§ **How to complete this task**: Word for word, restate the records that come next, omitting the images.

[Data about app and page elements]
════════════════════

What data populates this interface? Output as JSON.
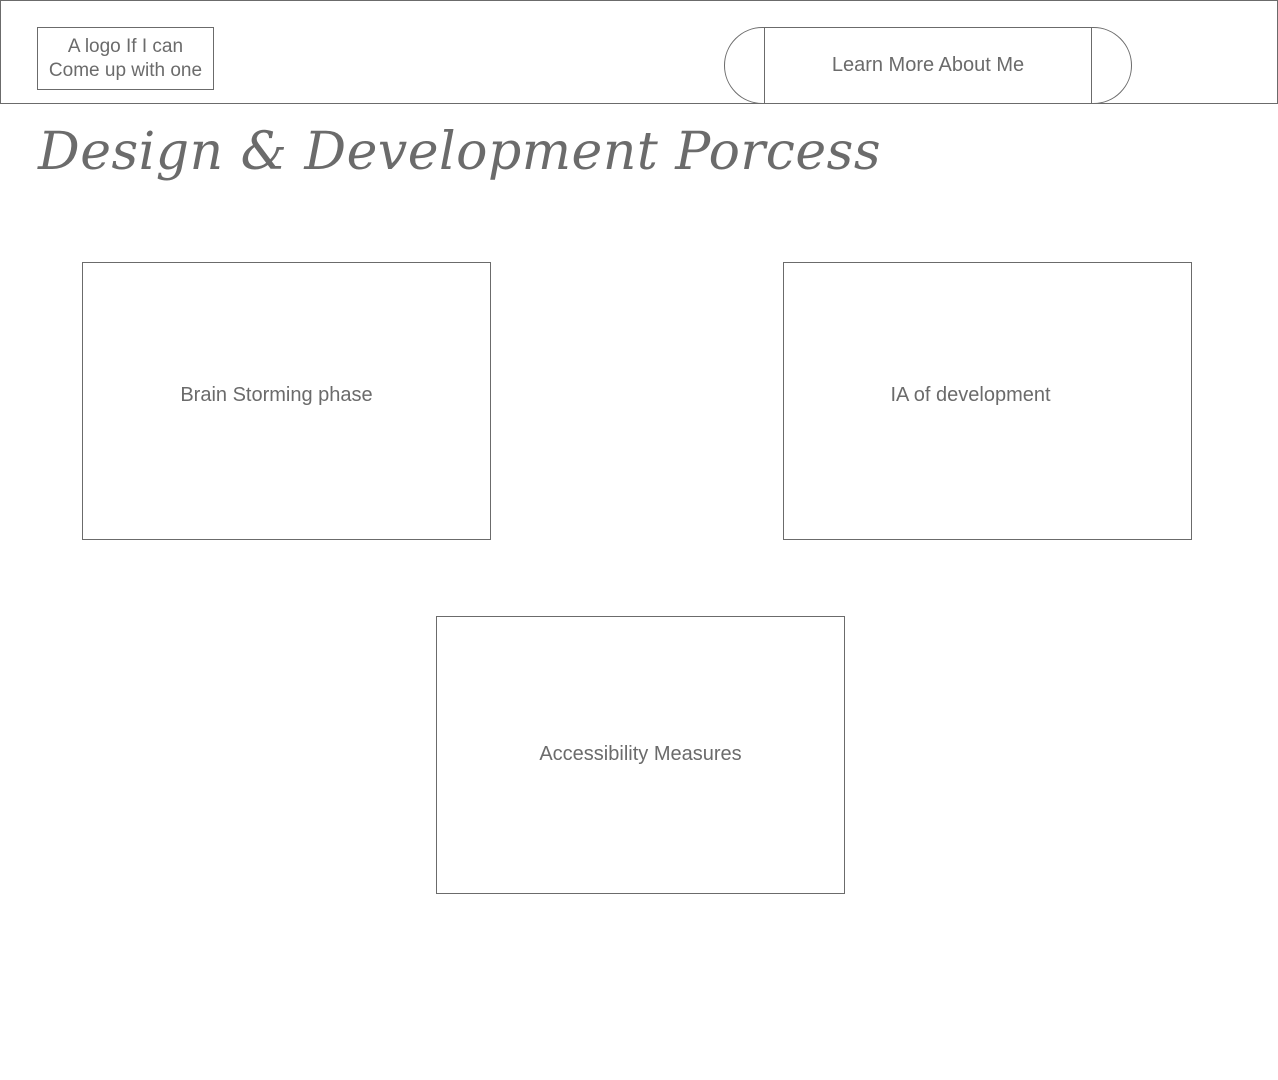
{
  "header": {
    "logo_text": "A logo If I can\nCome up with one",
    "learn_more_label": "Learn More About Me"
  },
  "main": {
    "title": "Design & Development Porcess",
    "cards": [
      {
        "label": "Brain Storming phase"
      },
      {
        "label": "IA of development"
      },
      {
        "label": "Accessibility Measures"
      }
    ]
  }
}
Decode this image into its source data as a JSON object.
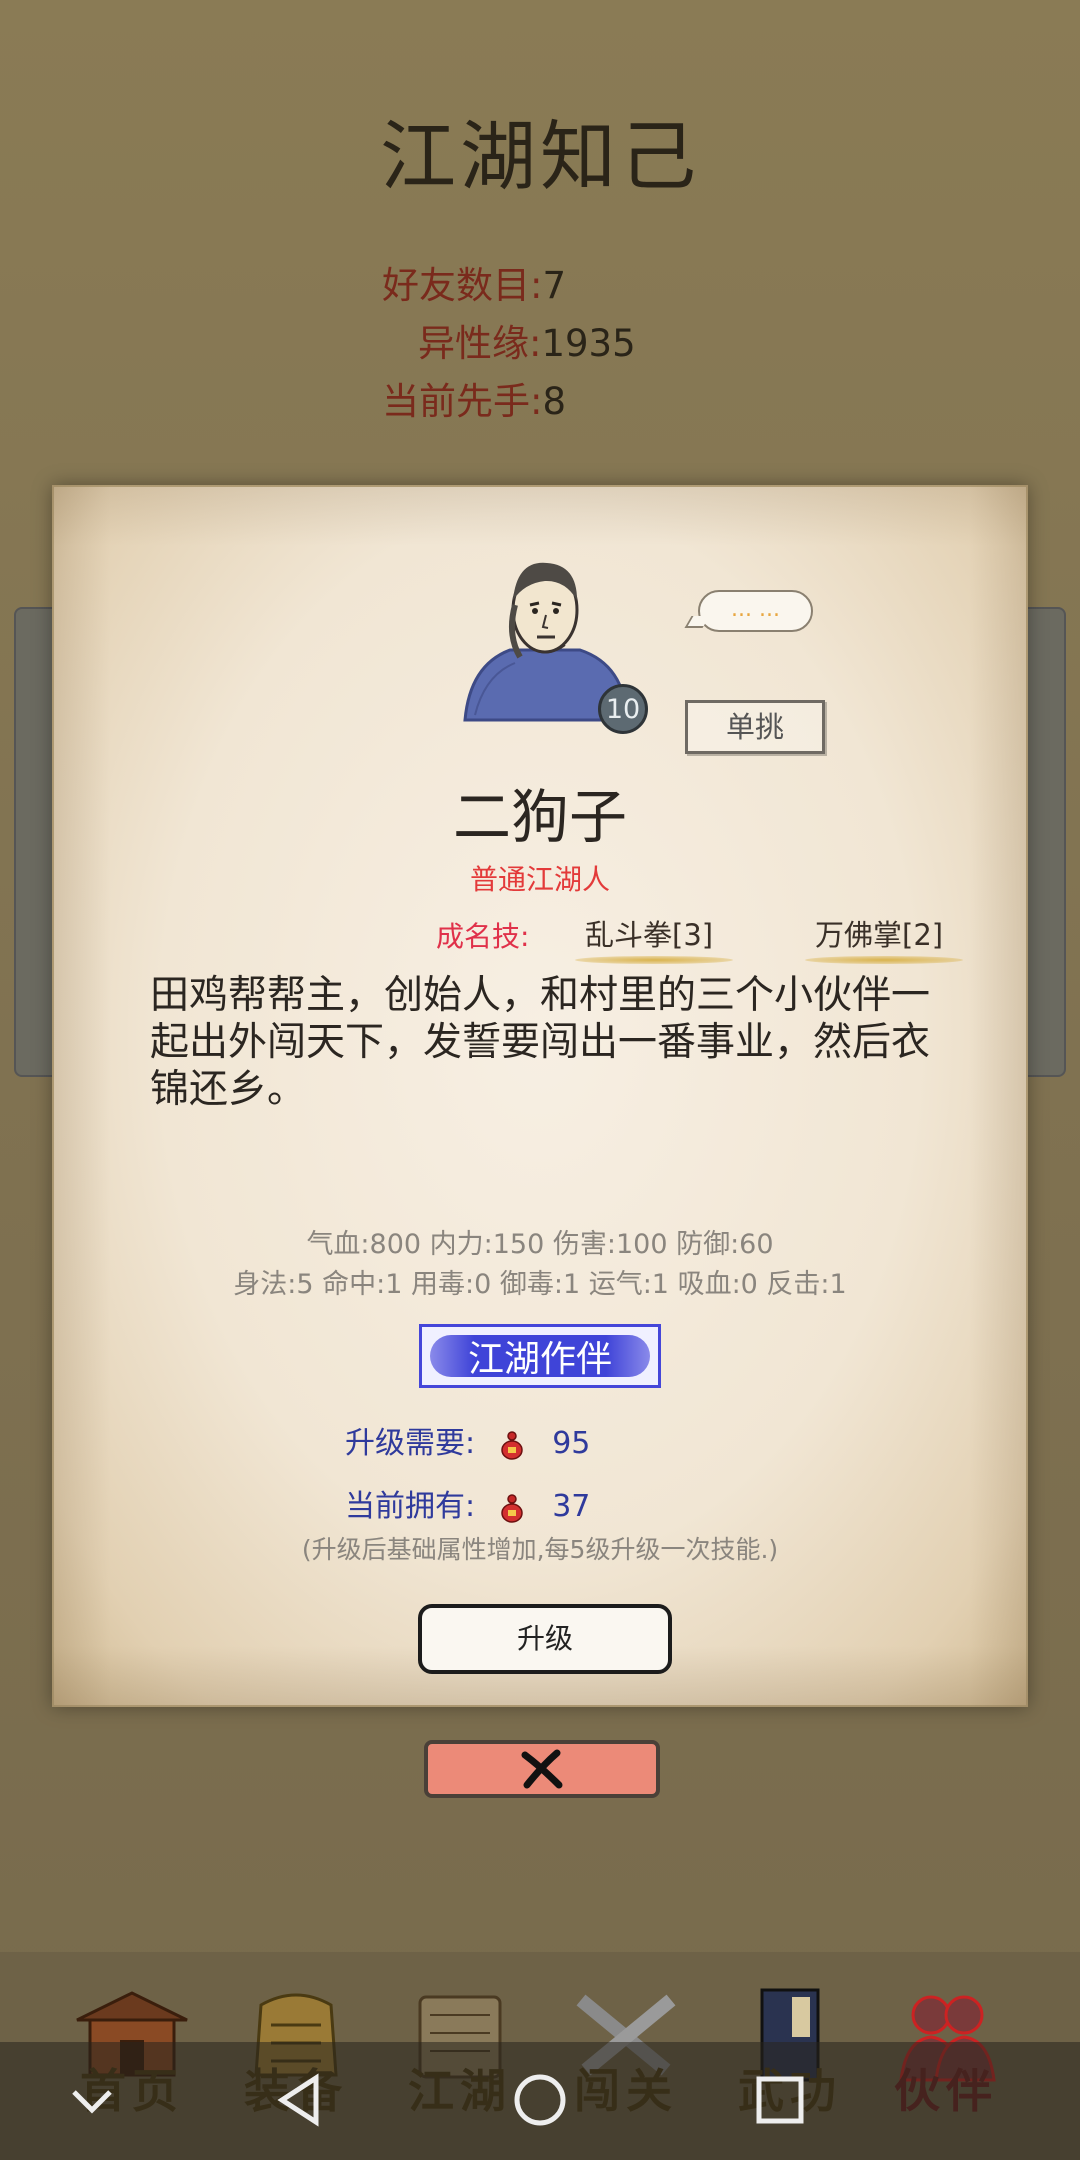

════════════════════

§ **Result for this task**:
What data populates this interface? Output as JSON.
{
  "header": {
    "logo_text": "A logo If I can\nCome up with one",
    "learn_more_label": "Learn More About Me"
  },
  "main": {
    "title": "Design & Development Porcess",
    "cards": [
      {
        "label": "Brain Storming phase"
      },
      {
        "label": "IA of development"
      },
      {
        "label": "Accessibility Measures"
      }
    ]
  }
}
Decode this image into its source data as a JSON object.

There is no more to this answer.